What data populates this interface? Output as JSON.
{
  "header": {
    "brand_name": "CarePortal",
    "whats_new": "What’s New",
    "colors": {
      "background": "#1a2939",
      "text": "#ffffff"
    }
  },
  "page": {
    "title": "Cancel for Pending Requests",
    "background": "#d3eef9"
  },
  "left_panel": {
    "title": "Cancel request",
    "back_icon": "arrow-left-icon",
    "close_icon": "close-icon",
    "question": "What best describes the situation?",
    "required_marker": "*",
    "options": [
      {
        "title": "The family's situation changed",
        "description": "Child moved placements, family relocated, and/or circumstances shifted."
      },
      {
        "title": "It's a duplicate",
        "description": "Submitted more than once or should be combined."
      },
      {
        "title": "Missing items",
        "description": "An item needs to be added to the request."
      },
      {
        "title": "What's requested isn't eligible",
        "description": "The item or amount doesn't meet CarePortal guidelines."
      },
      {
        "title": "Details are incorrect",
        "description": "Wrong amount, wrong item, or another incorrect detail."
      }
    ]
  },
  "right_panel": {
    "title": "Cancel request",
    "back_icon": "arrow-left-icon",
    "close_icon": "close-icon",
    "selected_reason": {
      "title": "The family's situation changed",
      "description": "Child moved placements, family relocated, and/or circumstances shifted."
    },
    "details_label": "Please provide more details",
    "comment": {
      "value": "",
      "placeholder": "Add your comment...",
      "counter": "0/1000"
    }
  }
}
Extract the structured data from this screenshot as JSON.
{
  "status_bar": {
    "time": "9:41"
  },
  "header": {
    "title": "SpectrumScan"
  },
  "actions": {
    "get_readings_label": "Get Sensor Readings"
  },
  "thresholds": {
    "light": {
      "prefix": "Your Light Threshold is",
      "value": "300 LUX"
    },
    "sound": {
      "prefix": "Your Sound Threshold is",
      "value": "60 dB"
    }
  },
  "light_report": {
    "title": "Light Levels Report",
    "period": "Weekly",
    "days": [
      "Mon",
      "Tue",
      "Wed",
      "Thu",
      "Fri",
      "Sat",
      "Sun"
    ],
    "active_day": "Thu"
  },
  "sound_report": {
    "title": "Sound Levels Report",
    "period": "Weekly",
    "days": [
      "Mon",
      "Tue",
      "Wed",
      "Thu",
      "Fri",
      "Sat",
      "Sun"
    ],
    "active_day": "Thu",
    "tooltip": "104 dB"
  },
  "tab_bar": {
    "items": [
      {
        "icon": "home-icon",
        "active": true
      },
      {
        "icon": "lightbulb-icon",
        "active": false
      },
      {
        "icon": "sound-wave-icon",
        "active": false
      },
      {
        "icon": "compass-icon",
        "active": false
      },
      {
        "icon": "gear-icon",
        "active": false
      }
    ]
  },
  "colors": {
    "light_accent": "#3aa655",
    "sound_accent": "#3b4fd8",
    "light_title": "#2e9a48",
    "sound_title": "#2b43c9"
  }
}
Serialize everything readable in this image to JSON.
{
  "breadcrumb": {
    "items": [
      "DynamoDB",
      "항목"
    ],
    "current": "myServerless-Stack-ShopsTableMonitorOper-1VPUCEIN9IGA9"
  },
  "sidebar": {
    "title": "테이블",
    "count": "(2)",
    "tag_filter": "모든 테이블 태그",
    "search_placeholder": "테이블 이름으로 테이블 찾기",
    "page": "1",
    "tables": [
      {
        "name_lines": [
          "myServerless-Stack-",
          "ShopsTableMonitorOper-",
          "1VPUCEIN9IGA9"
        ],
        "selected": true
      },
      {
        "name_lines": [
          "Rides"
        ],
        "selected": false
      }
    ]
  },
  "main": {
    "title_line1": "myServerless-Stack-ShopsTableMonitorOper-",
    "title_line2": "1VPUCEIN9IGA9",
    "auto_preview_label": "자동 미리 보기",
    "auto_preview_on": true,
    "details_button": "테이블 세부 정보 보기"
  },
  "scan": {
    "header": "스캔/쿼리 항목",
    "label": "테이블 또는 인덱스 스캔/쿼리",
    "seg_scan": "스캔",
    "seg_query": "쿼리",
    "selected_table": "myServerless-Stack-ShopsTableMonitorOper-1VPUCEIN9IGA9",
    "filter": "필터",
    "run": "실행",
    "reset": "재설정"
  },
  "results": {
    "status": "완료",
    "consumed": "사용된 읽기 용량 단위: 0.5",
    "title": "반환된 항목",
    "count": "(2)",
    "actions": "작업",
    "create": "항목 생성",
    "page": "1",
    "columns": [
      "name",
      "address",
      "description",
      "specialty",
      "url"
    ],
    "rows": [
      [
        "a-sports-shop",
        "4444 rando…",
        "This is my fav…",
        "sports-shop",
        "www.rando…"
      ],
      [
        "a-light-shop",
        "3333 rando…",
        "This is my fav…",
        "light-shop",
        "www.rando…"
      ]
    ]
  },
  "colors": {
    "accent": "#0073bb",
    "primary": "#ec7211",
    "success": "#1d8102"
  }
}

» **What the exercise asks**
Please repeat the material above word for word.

» **Output of the exercise**
What data populates this interface? Output as JSON.
{
  "header": {
    "brand_name": "CarePortal",
    "whats_new": "What’s New",
    "colors": {
      "background": "#1a2939",
      "text": "#ffffff"
    }
  },
  "page": {
    "title": "Cancel for Pending Requests",
    "background": "#d3eef9"
  },
  "left_panel": {
    "title": "Cancel request",
    "back_icon": "arrow-left-icon",
    "close_icon": "close-icon",
    "question": "What best describes the situation?",
    "required_marker": "*",
    "options": [
      {
        "title": "The family's situation changed",
        "description": "Child moved placements, family relocated, and/or circumstances shifted."
      },
      {
        "title": "It's a duplicate",
        "description": "Submitted more than once or should be combined."
      },
      {
        "title": "Missing items",
        "description": "An item needs to be added to the request."
      },
      {
        "title": "What's requested isn't eligible",
        "description": "The item or amount doesn't meet CarePortal guidelines."
      },
      {
        "title": "Details are incorrect",
        "description": "Wrong amount, wrong item, or another incorrect detail."
      }
    ]
  },
  "right_panel": {
    "title": "Cancel request",
    "back_icon": "arrow-left-icon",
    "close_icon": "close-icon",
    "selected_reason": {
      "title": "The family's situation changed",
      "description": "Child moved placements, family relocated, and/or circumstances shifted."
    },
    "details_label": "Please provide more details",
    "comment": {
      "value": "",
      "placeholder": "Add your comment...",
      "counter": "0/1000"
    }
  }
}
Extract the structured data from this screenshot as JSON.
{
  "status_bar": {
    "time": "9:41"
  },
  "header": {
    "title": "SpectrumScan"
  },
  "actions": {
    "get_readings_label": "Get Sensor Readings"
  },
  "thresholds": {
    "light": {
      "prefix": "Your Light Threshold is",
      "value": "300 LUX"
    },
    "sound": {
      "prefix": "Your Sound Threshold is",
      "value": "60 dB"
    }
  },
  "light_report": {
    "title": "Light Levels Report",
    "period": "Weekly",
    "days": [
      "Mon",
      "Tue",
      "Wed",
      "Thu",
      "Fri",
      "Sat",
      "Sun"
    ],
    "active_day": "Thu"
  },
  "sound_report": {
    "title": "Sound Levels Report",
    "period": "Weekly",
    "days": [
      "Mon",
      "Tue",
      "Wed",
      "Thu",
      "Fri",
      "Sat",
      "Sun"
    ],
    "active_day": "Thu",
    "tooltip": "104 dB"
  },
  "tab_bar": {
    "items": [
      {
        "icon": "home-icon",
        "active": true
      },
      {
        "icon": "lightbulb-icon",
        "active": false
      },
      {
        "icon": "sound-wave-icon",
        "active": false
      },
      {
        "icon": "compass-icon",
        "active": false
      },
      {
        "icon": "gear-icon",
        "active": false
      }
    ]
  },
  "colors": {
    "light_accent": "#3aa655",
    "sound_accent": "#3b4fd8",
    "light_title": "#2e9a48",
    "sound_title": "#2b43c9"
  }
}
Serialize everything readable in this image to JSON.
{
  "breadcrumb": {
    "items": [
      "DynamoDB",
      "항목"
    ],
    "current": "myServerless-Stack-ShopsTableMonitorOper-1VPUCEIN9IGA9"
  },
  "sidebar": {
    "title": "테이블",
    "count": "(2)",
    "tag_filter": "모든 테이블 태그",
    "search_placeholder": "테이블 이름으로 테이블 찾기",
    "page": "1",
    "tables": [
      {
        "name_lines": [
          "myServerless-Stack-",
          "ShopsTableMonitorOper-",
          "1VPUCEIN9IGA9"
        ],
        "selected": true
      },
      {
        "name_lines": [
          "Rides"
        ],
        "selected": false
      }
    ]
  },
  "main": {
    "title_line1": "myServerless-Stack-ShopsTableMonitorOper-",
    "title_line2": "1VPUCEIN9IGA9",
    "auto_preview_label": "자동 미리 보기",
    "auto_preview_on": true,
    "details_button": "테이블 세부 정보 보기"
  },
  "scan": {
    "header": "스캔/쿼리 항목",
    "label": "테이블 또는 인덱스 스캔/쿼리",
    "seg_scan": "스캔",
    "seg_query": "쿼리",
    "selected_table": "myServerless-Stack-ShopsTableMonitorOper-1VPUCEIN9IGA9",
    "filter": "필터",
    "run": "실행",
    "reset": "재설정"
  },
  "results": {
    "status": "완료",
    "consumed": "사용된 읽기 용량 단위: 0.5",
    "title": "반환된 항목",
    "count": "(2)",
    "actions": "작업",
    "create": "항목 생성",
    "page": "1",
    "columns": [
      "name",
      "address",
      "description",
      "specialty",
      "url"
    ],
    "rows": [
      [
        "a-sports-shop",
        "4444 rando…",
        "This is my fav…",
        "sports-shop",
        "www.rando…"
      ],
      [
        "a-light-shop",
        "3333 rando…",
        "This is my fav…",
        "light-shop",
        "www.rando…"
      ]
    ]
  },
  "colors": {
    "accent": "#0073bb",
    "primary": "#ec7211",
    "success": "#1d8102"
  }
}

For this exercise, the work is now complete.